Problem requirements >>
Reproduce all the entries, matching the original word for word.
[Opening Recorded data section]
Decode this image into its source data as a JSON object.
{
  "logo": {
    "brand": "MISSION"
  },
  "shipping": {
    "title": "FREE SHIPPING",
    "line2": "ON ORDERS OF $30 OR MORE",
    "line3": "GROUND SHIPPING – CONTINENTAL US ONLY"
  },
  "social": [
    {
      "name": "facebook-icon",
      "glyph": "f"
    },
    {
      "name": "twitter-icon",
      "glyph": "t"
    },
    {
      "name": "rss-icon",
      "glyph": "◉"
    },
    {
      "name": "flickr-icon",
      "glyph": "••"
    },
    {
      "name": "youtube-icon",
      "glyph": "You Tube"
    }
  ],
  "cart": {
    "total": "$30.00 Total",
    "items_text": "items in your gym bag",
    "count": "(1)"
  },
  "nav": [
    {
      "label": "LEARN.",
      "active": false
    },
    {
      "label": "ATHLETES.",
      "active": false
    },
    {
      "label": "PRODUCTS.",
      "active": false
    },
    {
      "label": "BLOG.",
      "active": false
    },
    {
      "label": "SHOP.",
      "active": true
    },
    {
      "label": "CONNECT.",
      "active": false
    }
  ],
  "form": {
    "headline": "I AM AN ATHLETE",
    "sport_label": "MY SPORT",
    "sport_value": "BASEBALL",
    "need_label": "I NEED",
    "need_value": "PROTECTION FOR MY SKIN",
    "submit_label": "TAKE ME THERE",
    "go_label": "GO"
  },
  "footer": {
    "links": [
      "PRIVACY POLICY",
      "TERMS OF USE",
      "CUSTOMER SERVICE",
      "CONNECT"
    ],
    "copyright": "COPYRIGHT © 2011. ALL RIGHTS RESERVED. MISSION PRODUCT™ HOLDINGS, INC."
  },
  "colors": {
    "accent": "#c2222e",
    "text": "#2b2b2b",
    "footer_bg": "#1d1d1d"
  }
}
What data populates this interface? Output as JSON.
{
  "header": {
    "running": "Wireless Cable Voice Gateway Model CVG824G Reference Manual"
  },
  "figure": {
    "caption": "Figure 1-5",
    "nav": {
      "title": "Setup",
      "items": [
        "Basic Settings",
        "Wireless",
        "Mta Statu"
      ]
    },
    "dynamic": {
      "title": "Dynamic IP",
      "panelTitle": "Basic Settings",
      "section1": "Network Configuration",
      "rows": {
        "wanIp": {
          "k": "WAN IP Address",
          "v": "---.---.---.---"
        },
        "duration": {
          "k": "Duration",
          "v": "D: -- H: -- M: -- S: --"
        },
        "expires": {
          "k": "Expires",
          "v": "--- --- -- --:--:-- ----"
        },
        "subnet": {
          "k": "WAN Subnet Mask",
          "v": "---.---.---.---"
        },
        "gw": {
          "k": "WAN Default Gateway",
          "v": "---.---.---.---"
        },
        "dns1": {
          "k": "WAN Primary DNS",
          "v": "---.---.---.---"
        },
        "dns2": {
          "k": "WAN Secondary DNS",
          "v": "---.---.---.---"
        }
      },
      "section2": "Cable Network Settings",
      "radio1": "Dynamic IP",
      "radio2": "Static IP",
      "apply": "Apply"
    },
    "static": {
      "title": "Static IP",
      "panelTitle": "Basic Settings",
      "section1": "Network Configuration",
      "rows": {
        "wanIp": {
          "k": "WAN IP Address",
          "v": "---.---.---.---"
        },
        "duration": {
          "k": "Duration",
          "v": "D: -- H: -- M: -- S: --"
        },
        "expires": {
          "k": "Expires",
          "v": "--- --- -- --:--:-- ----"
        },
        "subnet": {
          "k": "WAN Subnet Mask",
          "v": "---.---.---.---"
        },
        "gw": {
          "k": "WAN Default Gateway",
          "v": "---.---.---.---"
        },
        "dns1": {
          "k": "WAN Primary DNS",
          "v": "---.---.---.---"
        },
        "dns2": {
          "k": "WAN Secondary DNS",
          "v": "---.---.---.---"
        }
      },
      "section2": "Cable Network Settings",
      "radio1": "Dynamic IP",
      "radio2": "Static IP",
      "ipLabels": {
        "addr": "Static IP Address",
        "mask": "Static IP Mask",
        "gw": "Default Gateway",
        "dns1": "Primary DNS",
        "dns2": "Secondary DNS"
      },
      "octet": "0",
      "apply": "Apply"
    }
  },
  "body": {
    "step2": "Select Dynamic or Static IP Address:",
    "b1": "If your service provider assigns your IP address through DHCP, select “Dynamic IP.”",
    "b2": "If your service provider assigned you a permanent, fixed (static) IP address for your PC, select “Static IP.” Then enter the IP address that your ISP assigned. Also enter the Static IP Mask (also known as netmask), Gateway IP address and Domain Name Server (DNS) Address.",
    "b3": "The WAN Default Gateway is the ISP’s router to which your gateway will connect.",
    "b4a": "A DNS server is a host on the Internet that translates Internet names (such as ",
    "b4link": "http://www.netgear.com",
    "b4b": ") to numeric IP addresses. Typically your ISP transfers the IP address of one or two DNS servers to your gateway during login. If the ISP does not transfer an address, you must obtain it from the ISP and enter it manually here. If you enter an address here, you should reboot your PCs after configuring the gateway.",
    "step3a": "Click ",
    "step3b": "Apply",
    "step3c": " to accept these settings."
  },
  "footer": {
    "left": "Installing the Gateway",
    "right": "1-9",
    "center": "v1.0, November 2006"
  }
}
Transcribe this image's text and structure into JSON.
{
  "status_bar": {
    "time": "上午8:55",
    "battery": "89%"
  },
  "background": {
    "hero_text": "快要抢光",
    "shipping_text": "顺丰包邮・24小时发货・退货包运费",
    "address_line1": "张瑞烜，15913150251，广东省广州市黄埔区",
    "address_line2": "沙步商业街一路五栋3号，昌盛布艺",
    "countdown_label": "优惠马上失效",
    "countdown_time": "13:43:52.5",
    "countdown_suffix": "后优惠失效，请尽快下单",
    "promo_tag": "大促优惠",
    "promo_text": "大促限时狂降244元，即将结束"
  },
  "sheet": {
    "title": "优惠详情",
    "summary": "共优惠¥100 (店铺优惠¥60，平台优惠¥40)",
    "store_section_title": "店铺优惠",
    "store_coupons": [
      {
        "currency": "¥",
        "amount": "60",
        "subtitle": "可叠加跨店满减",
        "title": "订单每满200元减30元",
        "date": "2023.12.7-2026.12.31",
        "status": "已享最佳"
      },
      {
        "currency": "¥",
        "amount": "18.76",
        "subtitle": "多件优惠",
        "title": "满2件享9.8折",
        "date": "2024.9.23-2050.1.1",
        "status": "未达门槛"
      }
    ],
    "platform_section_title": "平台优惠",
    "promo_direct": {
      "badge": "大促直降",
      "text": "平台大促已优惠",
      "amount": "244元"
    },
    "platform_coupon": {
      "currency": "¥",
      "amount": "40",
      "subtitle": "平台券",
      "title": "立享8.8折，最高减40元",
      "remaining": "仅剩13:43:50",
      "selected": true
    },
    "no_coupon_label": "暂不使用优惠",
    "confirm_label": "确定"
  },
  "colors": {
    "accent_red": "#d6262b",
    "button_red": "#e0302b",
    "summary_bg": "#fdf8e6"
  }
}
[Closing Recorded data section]
Your solution >>
Decode this image into its source data as a JSON object.
{
  "logo": {
    "brand": "MISSION"
  },
  "shipping": {
    "title": "FREE SHIPPING",
    "line2": "ON ORDERS OF $30 OR MORE",
    "line3": "GROUND SHIPPING – CONTINENTAL US ONLY"
  },
  "social": [
    {
      "name": "facebook-icon",
      "glyph": "f"
    },
    {
      "name": "twitter-icon",
      "glyph": "t"
    },
    {
      "name": "rss-icon",
      "glyph": "◉"
    },
    {
      "name": "flickr-icon",
      "glyph": "••"
    },
    {
      "name": "youtube-icon",
      "glyph": "You Tube"
    }
  ],
  "cart": {
    "total": "$30.00 Total",
    "items_text": "items in your gym bag",
    "count": "(1)"
  },
  "nav": [
    {
      "label": "LEARN.",
      "active": false
    },
    {
      "label": "ATHLETES.",
      "active": false
    },
    {
      "label": "PRODUCTS.",
      "active": false
    },
    {
      "label": "BLOG.",
      "active": false
    },
    {
      "label": "SHOP.",
      "active": true
    },
    {
      "label": "CONNECT.",
      "active": false
    }
  ],
  "form": {
    "headline": "I AM AN ATHLETE",
    "sport_label": "MY SPORT",
    "sport_value": "BASEBALL",
    "need_label": "I NEED",
    "need_value": "PROTECTION FOR MY SKIN",
    "submit_label": "TAKE ME THERE",
    "go_label": "GO"
  },
  "footer": {
    "links": [
      "PRIVACY POLICY",
      "TERMS OF USE",
      "CUSTOMER SERVICE",
      "CONNECT"
    ],
    "copyright": "COPYRIGHT © 2011. ALL RIGHTS RESERVED. MISSION PRODUCT™ HOLDINGS, INC."
  },
  "colors": {
    "accent": "#c2222e",
    "text": "#2b2b2b",
    "footer_bg": "#1d1d1d"
  }
}
What data populates this interface? Output as JSON.
{
  "header": {
    "running": "Wireless Cable Voice Gateway Model CVG824G Reference Manual"
  },
  "figure": {
    "caption": "Figure 1-5",
    "nav": {
      "title": "Setup",
      "items": [
        "Basic Settings",
        "Wireless",
        "Mta Statu"
      ]
    },
    "dynamic": {
      "title": "Dynamic IP",
      "panelTitle": "Basic Settings",
      "section1": "Network Configuration",
      "rows": {
        "wanIp": {
          "k": "WAN IP Address",
          "v": "---.---.---.---"
        },
        "duration": {
          "k": "Duration",
          "v": "D: -- H: -- M: -- S: --"
        },
        "expires": {
          "k": "Expires",
          "v": "--- --- -- --:--:-- ----"
        },
        "subnet": {
          "k": "WAN Subnet Mask",
          "v": "---.---.---.---"
        },
        "gw": {
          "k": "WAN Default Gateway",
          "v": "---.---.---.---"
        },
        "dns1": {
          "k": "WAN Primary DNS",
          "v": "---.---.---.---"
        },
        "dns2": {
          "k": "WAN Secondary DNS",
          "v": "---.---.---.---"
        }
      },
      "section2": "Cable Network Settings",
      "radio1": "Dynamic IP",
      "radio2": "Static IP",
      "apply": "Apply"
    },
    "static": {
      "title": "Static IP",
      "panelTitle": "Basic Settings",
      "section1": "Network Configuration",
      "rows": {
        "wanIp": {
          "k": "WAN IP Address",
          "v": "---.---.---.---"
        },
        "duration": {
          "k": "Duration",
          "v": "D: -- H: -- M: -- S: --"
        },
        "expires": {
          "k": "Expires",
          "v": "--- --- -- --:--:-- ----"
        },
        "subnet": {
          "k": "WAN Subnet Mask",
          "v": "---.---.---.---"
        },
        "gw": {
          "k": "WAN Default Gateway",
          "v": "---.---.---.---"
        },
        "dns1": {
          "k": "WAN Primary DNS",
          "v": "---.---.---.---"
        },
        "dns2": {
          "k": "WAN Secondary DNS",
          "v": "---.---.---.---"
        }
      },
      "section2": "Cable Network Settings",
      "radio1": "Dynamic IP",
      "radio2": "Static IP",
      "ipLabels": {
        "addr": "Static IP Address",
        "mask": "Static IP Mask",
        "gw": "Default Gateway",
        "dns1": "Primary DNS",
        "dns2": "Secondary DNS"
      },
      "octet": "0",
      "apply": "Apply"
    }
  },
  "body": {
    "step2": "Select Dynamic or Static IP Address:",
    "b1": "If your service provider assigns your IP address through DHCP, select “Dynamic IP.”",
    "b2": "If your service provider assigned you a permanent, fixed (static) IP address for your PC, select “Static IP.” Then enter the IP address that your ISP assigned. Also enter the Static IP Mask (also known as netmask), Gateway IP address and Domain Name Server (DNS) Address.",
    "b3": "The WAN Default Gateway is the ISP’s router to which your gateway will connect.",
    "b4a": "A DNS server is a host on the Internet that translates Internet names (such as ",
    "b4link": "http://www.netgear.com",
    "b4b": ") to numeric IP addresses. Typically your ISP transfers the IP address of one or two DNS servers to your gateway during login. If the ISP does not transfer an address, you must obtain it from the ISP and enter it manually here. If you enter an address here, you should reboot your PCs after configuring the gateway.",
    "step3a": "Click ",
    "step3b": "Apply",
    "step3c": " to accept these settings."
  },
  "footer": {
    "left": "Installing the Gateway",
    "right": "1-9",
    "center": "v1.0, November 2006"
  }
}
Transcribe this image's text and structure into JSON.
{
  "status_bar": {
    "time": "上午8:55",
    "battery": "89%"
  },
  "background": {
    "hero_text": "快要抢光",
    "shipping_text": "顺丰包邮・24小时发货・退货包运费",
    "address_line1": "张瑞烜，15913150251，广东省广州市黄埔区",
    "address_line2": "沙步商业街一路五栋3号，昌盛布艺",
    "countdown_label": "优惠马上失效",
    "countdown_time": "13:43:52.5",
    "countdown_suffix": "后优惠失效，请尽快下单",
    "promo_tag": "大促优惠",
    "promo_text": "大促限时狂降244元，即将结束"
  },
  "sheet": {
    "title": "优惠详情",
    "summary": "共优惠¥100 (店铺优惠¥60，平台优惠¥40)",
    "store_section_title": "店铺优惠",
    "store_coupons": [
      {
        "currency": "¥",
        "amount": "60",
        "subtitle": "可叠加跨店满减",
        "title": "订单每满200元减30元",
        "date": "2023.12.7-2026.12.31",
        "status": "已享最佳"
      },
      {
        "currency": "¥",
        "amount": "18.76",
        "subtitle": "多件优惠",
        "title": "满2件享9.8折",
        "date": "2024.9.23-2050.1.1",
        "status": "未达门槛"
      }
    ],
    "platform_section_title": "平台优惠",
    "promo_direct": {
      "badge": "大促直降",
      "text": "平台大促已优惠",
      "amount": "244元"
    },
    "platform_coupon": {
      "currency": "¥",
      "amount": "40",
      "subtitle": "平台券",
      "title": "立享8.8折，最高减40元",
      "remaining": "仅剩13:43:50",
      "selected": true
    },
    "no_coupon_label": "暂不使用优惠",
    "confirm_label": "确定"
  },
  "colors": {
    "accent_red": "#d6262b",
    "button_red": "#e0302b",
    "summary_bg": "#fdf8e6"
  }
}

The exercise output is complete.